[What is needed]
What's required is a verbatim printout of all the data.

[Records for this task]
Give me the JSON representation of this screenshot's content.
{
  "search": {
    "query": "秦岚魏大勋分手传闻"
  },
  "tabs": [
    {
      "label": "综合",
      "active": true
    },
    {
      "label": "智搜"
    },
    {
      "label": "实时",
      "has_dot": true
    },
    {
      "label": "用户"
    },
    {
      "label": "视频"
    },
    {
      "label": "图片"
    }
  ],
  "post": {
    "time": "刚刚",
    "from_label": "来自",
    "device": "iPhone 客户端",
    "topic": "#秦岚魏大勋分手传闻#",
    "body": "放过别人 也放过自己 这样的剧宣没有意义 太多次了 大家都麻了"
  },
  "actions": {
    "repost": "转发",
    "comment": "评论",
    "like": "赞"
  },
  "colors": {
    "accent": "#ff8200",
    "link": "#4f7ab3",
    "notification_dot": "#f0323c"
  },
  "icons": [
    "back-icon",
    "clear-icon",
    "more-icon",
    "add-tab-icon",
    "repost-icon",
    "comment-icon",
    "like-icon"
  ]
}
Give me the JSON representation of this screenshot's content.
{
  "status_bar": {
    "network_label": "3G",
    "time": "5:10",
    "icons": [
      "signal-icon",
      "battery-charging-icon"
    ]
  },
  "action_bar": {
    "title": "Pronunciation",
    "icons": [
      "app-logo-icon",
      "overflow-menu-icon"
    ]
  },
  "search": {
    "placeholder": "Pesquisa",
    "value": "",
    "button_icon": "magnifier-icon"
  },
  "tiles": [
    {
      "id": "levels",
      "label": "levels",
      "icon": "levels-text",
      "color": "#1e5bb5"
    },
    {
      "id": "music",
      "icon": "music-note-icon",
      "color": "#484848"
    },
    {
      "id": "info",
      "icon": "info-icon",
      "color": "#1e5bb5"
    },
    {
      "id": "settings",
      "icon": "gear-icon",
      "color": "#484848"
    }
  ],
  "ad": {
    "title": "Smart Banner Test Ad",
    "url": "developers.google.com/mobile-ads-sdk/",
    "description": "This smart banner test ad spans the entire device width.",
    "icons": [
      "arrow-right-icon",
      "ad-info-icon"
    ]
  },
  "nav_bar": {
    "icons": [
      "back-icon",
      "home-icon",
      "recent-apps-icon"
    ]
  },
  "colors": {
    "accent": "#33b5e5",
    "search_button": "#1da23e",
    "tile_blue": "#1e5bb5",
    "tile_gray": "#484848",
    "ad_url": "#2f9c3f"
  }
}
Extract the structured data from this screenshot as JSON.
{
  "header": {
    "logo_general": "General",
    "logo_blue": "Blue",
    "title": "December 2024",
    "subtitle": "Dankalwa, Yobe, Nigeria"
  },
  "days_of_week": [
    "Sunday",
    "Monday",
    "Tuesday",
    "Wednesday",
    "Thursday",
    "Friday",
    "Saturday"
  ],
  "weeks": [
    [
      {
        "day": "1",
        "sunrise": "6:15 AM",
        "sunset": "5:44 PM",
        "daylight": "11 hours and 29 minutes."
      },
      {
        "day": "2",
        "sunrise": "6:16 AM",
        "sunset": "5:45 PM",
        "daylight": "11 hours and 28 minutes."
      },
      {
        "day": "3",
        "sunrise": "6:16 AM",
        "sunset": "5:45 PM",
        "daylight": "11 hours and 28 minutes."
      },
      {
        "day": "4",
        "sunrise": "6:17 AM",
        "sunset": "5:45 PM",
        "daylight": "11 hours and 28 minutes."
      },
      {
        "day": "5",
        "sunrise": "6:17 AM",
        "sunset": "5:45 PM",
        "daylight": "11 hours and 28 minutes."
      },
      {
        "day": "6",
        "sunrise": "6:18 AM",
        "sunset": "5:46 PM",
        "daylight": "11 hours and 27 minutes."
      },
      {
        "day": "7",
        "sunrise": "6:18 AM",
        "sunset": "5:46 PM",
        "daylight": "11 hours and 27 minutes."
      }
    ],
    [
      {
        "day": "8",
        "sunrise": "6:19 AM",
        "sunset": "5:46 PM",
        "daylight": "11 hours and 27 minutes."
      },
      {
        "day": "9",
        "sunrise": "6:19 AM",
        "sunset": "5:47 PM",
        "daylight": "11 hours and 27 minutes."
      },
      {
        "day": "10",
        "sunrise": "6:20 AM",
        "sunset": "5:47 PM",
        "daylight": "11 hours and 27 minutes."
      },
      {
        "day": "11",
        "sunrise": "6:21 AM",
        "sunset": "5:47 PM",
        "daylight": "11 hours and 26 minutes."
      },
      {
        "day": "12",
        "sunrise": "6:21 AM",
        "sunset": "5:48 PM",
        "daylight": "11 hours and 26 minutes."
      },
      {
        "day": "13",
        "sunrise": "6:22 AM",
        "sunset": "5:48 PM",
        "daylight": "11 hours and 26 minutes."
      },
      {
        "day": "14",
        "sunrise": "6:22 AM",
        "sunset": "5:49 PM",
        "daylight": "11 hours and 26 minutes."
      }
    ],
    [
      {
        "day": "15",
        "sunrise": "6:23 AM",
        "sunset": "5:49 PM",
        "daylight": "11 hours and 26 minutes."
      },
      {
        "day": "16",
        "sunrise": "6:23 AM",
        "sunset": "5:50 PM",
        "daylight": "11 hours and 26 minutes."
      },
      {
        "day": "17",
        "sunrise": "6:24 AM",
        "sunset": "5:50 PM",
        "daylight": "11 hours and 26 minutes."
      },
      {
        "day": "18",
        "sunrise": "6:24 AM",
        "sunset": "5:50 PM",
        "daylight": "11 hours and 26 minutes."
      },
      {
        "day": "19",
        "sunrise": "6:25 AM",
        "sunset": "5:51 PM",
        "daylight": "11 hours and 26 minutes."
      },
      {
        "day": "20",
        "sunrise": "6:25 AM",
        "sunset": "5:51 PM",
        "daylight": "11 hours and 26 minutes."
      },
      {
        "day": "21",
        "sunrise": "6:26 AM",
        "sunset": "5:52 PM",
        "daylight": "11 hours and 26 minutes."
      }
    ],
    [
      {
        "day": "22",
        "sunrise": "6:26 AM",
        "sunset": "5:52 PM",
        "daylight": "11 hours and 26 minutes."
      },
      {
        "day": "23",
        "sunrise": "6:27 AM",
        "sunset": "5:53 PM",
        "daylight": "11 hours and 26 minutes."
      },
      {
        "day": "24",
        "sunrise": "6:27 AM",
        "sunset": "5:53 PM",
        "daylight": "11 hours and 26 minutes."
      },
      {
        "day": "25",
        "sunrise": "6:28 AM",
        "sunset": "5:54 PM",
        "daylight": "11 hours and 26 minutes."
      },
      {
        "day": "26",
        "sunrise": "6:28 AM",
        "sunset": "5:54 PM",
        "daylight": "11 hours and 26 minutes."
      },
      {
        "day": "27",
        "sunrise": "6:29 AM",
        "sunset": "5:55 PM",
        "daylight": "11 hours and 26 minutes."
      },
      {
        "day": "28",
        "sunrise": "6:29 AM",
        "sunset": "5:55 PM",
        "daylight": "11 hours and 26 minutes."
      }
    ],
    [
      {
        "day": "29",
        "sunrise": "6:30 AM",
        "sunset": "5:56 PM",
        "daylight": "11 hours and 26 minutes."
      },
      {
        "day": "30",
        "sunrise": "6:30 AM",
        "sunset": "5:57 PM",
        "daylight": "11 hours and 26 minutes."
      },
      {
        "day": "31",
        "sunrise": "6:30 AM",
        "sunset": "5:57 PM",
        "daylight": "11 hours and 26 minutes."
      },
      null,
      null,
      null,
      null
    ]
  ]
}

[Solution for this problem]
Give me the JSON representation of this screenshot's content.
{
  "search": {
    "query": "秦岚魏大勋分手传闻"
  },
  "tabs": [
    {
      "label": "综合",
      "active": true
    },
    {
      "label": "智搜"
    },
    {
      "label": "实时",
      "has_dot": true
    },
    {
      "label": "用户"
    },
    {
      "label": "视频"
    },
    {
      "label": "图片"
    }
  ],
  "post": {
    "time": "刚刚",
    "from_label": "来自",
    "device": "iPhone 客户端",
    "topic": "#秦岚魏大勋分手传闻#",
    "body": "放过别人 也放过自己 这样的剧宣没有意义 太多次了 大家都麻了"
  },
  "actions": {
    "repost": "转发",
    "comment": "评论",
    "like": "赞"
  },
  "colors": {
    "accent": "#ff8200",
    "link": "#4f7ab3",
    "notification_dot": "#f0323c"
  },
  "icons": [
    "back-icon",
    "clear-icon",
    "more-icon",
    "add-tab-icon",
    "repost-icon",
    "comment-icon",
    "like-icon"
  ]
}
Give me the JSON representation of this screenshot's content.
{
  "status_bar": {
    "network_label": "3G",
    "time": "5:10",
    "icons": [
      "signal-icon",
      "battery-charging-icon"
    ]
  },
  "action_bar": {
    "title": "Pronunciation",
    "icons": [
      "app-logo-icon",
      "overflow-menu-icon"
    ]
  },
  "search": {
    "placeholder": "Pesquisa",
    "value": "",
    "button_icon": "magnifier-icon"
  },
  "tiles": [
    {
      "id": "levels",
      "label": "levels",
      "icon": "levels-text",
      "color": "#1e5bb5"
    },
    {
      "id": "music",
      "icon": "music-note-icon",
      "color": "#484848"
    },
    {
      "id": "info",
      "icon": "info-icon",
      "color": "#1e5bb5"
    },
    {
      "id": "settings",
      "icon": "gear-icon",
      "color": "#484848"
    }
  ],
  "ad": {
    "title": "Smart Banner Test Ad",
    "url": "developers.google.com/mobile-ads-sdk/",
    "description": "This smart banner test ad spans the entire device width.",
    "icons": [
      "arrow-right-icon",
      "ad-info-icon"
    ]
  },
  "nav_bar": {
    "icons": [
      "back-icon",
      "home-icon",
      "recent-apps-icon"
    ]
  },
  "colors": {
    "accent": "#33b5e5",
    "search_button": "#1da23e",
    "tile_blue": "#1e5bb5",
    "tile_gray": "#484848",
    "ad_url": "#2f9c3f"
  }
}
Extract the structured data from this screenshot as JSON.
{
  "header": {
    "logo_general": "General",
    "logo_blue": "Blue",
    "title": "December 2024",
    "subtitle": "Dankalwa, Yobe, Nigeria"
  },
  "days_of_week": [
    "Sunday",
    "Monday",
    "Tuesday",
    "Wednesday",
    "Thursday",
    "Friday",
    "Saturday"
  ],
  "weeks": [
    [
      {
        "day": "1",
        "sunrise": "6:15 AM",
        "sunset": "5:44 PM",
        "daylight": "11 hours and 29 minutes."
      },
      {
        "day": "2",
        "sunrise": "6:16 AM",
        "sunset": "5:45 PM",
        "daylight": "11 hours and 28 minutes."
      },
      {
        "day": "3",
        "sunrise": "6:16 AM",
        "sunset": "5:45 PM",
        "daylight": "11 hours and 28 minutes."
      },
      {
        "day": "4",
        "sunrise": "6:17 AM",
        "sunset": "5:45 PM",
        "daylight": "11 hours and 28 minutes."
      },
      {
        "day": "5",
        "sunrise": "6:17 AM",
        "sunset": "5:45 PM",
        "daylight": "11 hours and 28 minutes."
      },
      {
        "day": "6",
        "sunrise": "6:18 AM",
        "sunset": "5:46 PM",
        "daylight": "11 hours and 27 minutes."
      },
      {
        "day": "7",
        "sunrise": "6:18 AM",
        "sunset": "5:46 PM",
        "daylight": "11 hours and 27 minutes."
      }
    ],
    [
      {
        "day": "8",
        "sunrise": "6:19 AM",
        "sunset": "5:46 PM",
        "daylight": "11 hours and 27 minutes."
      },
      {
        "day": "9",
        "sunrise": "6:19 AM",
        "sunset": "5:47 PM",
        "daylight": "11 hours and 27 minutes."
      },
      {
        "day": "10",
        "sunrise": "6:20 AM",
        "sunset": "5:47 PM",
        "daylight": "11 hours and 27 minutes."
      },
      {
        "day": "11",
        "sunrise": "6:21 AM",
        "sunset": "5:47 PM",
        "daylight": "11 hours and 26 minutes."
      },
      {
        "day": "12",
        "sunrise": "6:21 AM",
        "sunset": "5:48 PM",
        "daylight": "11 hours and 26 minutes."
      },
      {
        "day": "13",
        "sunrise": "6:22 AM",
        "sunset": "5:48 PM",
        "daylight": "11 hours and 26 minutes."
      },
      {
        "day": "14",
        "sunrise": "6:22 AM",
        "sunset": "5:49 PM",
        "daylight": "11 hours and 26 minutes."
      }
    ],
    [
      {
        "day": "15",
        "sunrise": "6:23 AM",
        "sunset": "5:49 PM",
        "daylight": "11 hours and 26 minutes."
      },
      {
        "day": "16",
        "sunrise": "6:23 AM",
        "sunset": "5:50 PM",
        "daylight": "11 hours and 26 minutes."
      },
      {
        "day": "17",
        "sunrise": "6:24 AM",
        "sunset": "5:50 PM",
        "daylight": "11 hours and 26 minutes."
      },
      {
        "day": "18",
        "sunrise": "6:24 AM",
        "sunset": "5:50 PM",
        "daylight": "11 hours and 26 minutes."
      },
      {
        "day": "19",
        "sunrise": "6:25 AM",
        "sunset": "5:51 PM",
        "daylight": "11 hours and 26 minutes."
      },
      {
        "day": "20",
        "sunrise": "6:25 AM",
        "sunset": "5:51 PM",
        "daylight": "11 hours and 26 minutes."
      },
      {
        "day": "21",
        "sunrise": "6:26 AM",
        "sunset": "5:52 PM",
        "daylight": "11 hours and 26 minutes."
      }
    ],
    [
      {
        "day": "22",
        "sunrise": "6:26 AM",
        "sunset": "5:52 PM",
        "daylight": "11 hours and 26 minutes."
      },
      {
        "day": "23",
        "sunrise": "6:27 AM",
        "sunset": "5:53 PM",
        "daylight": "11 hours and 26 minutes."
      },
      {
        "day": "24",
        "sunrise": "6:27 AM",
        "sunset": "5:53 PM",
        "daylight": "11 hours and 26 minutes."
      },
      {
        "day": "25",
        "sunrise": "6:28 AM",
        "sunset": "5:54 PM",
        "daylight": "11 hours and 26 minutes."
      },
      {
        "day": "26",
        "sunrise": "6:28 AM",
        "sunset": "5:54 PM",
        "daylight": "11 hours and 26 minutes."
      },
      {
        "day": "27",
        "sunrise": "6:29 AM",
        "sunset": "5:55 PM",
        "daylight": "11 hours and 26 minutes."
      },
      {
        "day": "28",
        "sunrise": "6:29 AM",
        "sunset": "5:55 PM",
        "daylight": "11 hours and 26 minutes."
      }
    ],
    [
      {
        "day": "29",
        "sunrise": "6:30 AM",
        "sunset": "5:56 PM",
        "daylight": "11 hours and 26 minutes."
      },
      {
        "day": "30",
        "sunrise": "6:30 AM",
        "sunset": "5:57 PM",
        "daylight": "11 hours and 26 minutes."
      },
      {
        "day": "31",
        "sunrise": "6:30 AM",
        "sunset": "5:57 PM",
        "daylight": "11 hours and 26 minutes."
      },
      null,
      null,
      null,
      null
    ]
  ]
}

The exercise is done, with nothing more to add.